WORK TO BE COMPLETED
Copy every line from the material below that holds "opened".

DATA PROVIDED
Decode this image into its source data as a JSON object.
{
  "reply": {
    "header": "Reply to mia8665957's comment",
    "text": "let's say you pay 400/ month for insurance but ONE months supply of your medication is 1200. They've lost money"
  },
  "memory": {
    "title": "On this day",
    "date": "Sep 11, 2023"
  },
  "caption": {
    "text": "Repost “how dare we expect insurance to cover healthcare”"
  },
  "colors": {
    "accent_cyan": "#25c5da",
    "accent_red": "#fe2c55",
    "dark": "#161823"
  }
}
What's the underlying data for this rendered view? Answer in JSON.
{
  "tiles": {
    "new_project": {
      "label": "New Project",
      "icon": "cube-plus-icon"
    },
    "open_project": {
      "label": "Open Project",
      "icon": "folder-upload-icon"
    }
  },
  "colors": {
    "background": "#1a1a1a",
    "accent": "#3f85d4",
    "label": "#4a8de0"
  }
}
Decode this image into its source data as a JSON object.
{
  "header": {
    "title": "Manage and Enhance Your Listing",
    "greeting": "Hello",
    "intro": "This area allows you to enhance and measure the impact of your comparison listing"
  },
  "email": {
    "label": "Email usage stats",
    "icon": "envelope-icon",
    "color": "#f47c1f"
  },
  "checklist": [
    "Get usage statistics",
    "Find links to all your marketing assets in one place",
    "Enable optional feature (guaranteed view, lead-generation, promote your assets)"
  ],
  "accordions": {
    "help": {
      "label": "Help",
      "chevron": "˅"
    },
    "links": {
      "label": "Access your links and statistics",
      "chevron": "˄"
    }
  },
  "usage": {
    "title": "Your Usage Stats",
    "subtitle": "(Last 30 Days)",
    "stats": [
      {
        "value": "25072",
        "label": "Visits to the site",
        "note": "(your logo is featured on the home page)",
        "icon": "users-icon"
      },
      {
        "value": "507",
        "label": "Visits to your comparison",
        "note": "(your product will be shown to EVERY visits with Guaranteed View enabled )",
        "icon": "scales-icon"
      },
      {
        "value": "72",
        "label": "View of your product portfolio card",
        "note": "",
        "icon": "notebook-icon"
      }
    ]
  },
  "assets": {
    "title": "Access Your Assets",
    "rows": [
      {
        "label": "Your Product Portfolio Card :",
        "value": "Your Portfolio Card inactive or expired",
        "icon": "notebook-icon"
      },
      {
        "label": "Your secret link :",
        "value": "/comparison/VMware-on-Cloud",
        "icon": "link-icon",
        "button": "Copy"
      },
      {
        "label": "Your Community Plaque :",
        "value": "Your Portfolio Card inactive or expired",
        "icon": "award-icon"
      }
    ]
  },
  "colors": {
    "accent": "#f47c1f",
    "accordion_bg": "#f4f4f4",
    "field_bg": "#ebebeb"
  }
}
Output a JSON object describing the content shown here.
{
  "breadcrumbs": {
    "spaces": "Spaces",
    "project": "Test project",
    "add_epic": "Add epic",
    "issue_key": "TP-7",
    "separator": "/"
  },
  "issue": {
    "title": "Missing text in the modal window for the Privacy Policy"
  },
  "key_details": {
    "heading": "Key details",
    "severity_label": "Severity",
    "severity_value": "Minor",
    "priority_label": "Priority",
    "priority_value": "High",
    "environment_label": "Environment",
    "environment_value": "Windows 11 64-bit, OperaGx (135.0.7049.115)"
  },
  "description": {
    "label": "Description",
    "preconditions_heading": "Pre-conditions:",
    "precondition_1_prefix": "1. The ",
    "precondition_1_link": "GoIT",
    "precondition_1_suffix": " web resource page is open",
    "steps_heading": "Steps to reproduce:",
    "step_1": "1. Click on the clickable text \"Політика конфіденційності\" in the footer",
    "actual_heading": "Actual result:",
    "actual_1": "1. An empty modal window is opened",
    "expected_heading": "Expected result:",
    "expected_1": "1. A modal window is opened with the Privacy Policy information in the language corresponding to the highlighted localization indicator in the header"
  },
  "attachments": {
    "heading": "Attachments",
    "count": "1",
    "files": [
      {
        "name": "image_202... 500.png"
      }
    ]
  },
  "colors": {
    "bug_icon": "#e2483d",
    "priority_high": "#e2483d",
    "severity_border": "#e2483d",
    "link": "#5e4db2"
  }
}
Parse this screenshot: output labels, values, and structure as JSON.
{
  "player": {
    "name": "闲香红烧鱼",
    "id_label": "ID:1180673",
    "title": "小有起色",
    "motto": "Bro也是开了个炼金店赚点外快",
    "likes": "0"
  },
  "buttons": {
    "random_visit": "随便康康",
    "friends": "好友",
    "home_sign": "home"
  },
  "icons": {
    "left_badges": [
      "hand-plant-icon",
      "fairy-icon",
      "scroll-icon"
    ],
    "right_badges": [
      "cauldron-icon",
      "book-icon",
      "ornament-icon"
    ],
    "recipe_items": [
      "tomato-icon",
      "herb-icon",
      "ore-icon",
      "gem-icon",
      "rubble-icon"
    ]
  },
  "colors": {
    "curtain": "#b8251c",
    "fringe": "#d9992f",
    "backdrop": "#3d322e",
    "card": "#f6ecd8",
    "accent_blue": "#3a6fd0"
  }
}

ANSWER BOX
    "actual_1": "1. An empty modal window is opened",
    "expected_1": "1. A modal window is opened with the Privacy Policy information in the language corresponding to the highlighted localization indicator in the header"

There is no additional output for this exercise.